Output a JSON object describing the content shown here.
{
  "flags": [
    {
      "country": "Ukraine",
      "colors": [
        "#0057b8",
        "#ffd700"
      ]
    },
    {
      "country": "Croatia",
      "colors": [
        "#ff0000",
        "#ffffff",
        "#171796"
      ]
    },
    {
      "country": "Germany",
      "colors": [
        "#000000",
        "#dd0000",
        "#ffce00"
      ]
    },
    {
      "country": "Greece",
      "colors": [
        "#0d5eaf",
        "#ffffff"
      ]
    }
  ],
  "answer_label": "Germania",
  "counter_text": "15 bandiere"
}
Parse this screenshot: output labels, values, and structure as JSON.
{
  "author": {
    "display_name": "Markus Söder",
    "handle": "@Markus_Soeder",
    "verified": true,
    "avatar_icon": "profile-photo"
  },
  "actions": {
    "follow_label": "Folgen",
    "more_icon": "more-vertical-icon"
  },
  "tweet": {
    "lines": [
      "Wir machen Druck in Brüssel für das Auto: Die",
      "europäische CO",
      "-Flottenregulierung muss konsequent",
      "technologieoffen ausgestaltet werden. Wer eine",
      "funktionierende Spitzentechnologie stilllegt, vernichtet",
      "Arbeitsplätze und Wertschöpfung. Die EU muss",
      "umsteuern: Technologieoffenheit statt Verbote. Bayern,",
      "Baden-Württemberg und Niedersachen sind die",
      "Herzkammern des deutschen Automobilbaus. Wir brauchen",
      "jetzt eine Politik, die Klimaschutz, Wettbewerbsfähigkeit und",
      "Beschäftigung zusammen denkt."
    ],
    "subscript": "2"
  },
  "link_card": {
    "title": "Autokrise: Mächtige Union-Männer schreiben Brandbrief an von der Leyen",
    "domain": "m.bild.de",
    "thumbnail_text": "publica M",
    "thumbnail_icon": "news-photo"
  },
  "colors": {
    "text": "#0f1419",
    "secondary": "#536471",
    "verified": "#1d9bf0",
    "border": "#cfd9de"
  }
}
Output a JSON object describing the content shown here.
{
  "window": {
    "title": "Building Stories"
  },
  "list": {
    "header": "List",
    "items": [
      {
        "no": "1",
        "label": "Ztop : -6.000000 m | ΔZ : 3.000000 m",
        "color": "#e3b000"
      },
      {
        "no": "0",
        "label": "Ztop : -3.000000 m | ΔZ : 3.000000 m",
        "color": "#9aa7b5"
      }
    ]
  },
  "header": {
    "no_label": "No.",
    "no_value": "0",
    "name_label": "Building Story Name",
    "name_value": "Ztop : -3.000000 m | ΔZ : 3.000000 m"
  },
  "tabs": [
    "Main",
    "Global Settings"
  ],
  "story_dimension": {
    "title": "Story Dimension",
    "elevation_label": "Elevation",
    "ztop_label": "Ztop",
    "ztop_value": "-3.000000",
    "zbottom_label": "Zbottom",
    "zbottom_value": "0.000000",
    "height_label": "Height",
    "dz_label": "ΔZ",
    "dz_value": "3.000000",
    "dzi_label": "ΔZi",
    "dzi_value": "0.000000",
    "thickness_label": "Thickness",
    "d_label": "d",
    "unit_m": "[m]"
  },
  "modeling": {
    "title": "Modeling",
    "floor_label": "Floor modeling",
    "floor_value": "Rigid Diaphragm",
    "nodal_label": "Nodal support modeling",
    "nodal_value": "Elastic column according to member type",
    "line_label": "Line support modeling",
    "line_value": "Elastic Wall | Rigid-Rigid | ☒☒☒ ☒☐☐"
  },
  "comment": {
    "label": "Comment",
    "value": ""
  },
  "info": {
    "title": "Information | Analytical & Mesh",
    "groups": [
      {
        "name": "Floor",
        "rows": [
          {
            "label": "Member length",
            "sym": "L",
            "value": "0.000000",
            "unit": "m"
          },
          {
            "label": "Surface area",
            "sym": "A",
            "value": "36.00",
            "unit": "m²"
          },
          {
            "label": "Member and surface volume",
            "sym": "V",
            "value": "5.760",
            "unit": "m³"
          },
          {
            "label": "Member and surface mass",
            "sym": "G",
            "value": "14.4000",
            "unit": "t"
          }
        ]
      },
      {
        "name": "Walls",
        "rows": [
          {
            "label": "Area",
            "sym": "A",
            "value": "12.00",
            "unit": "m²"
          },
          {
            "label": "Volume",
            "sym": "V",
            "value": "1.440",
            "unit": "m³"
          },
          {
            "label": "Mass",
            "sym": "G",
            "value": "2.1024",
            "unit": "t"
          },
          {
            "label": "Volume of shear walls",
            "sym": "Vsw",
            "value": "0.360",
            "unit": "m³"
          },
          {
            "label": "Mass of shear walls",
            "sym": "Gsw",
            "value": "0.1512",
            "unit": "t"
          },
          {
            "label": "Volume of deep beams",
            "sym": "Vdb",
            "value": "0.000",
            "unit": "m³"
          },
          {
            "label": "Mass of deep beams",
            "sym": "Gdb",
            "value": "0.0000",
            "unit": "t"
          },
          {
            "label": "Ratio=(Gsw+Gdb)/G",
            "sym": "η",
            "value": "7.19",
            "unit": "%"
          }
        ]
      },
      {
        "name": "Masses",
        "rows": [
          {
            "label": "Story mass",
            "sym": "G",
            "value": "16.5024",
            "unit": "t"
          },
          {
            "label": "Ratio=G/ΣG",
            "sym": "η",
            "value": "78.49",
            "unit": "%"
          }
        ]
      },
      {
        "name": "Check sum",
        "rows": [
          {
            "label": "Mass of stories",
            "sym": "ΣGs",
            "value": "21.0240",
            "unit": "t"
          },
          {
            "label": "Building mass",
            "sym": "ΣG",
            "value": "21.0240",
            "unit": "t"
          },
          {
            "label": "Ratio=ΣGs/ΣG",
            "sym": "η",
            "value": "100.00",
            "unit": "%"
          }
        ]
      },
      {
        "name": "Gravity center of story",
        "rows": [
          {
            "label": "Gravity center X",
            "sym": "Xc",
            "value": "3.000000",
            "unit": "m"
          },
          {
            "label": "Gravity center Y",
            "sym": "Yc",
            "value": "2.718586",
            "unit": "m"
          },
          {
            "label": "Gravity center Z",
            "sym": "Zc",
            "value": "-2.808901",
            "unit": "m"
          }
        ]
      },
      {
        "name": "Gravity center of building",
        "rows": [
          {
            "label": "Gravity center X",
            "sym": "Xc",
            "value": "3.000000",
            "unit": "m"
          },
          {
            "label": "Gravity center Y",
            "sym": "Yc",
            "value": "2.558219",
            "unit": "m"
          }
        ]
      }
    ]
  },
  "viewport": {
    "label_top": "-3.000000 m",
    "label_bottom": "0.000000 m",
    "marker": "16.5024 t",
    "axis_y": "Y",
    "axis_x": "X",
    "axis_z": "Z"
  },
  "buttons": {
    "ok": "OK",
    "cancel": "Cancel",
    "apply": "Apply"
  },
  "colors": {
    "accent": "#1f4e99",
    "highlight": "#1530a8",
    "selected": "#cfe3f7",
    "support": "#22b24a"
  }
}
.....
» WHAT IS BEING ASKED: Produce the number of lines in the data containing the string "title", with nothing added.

» ANSWER BOX: 5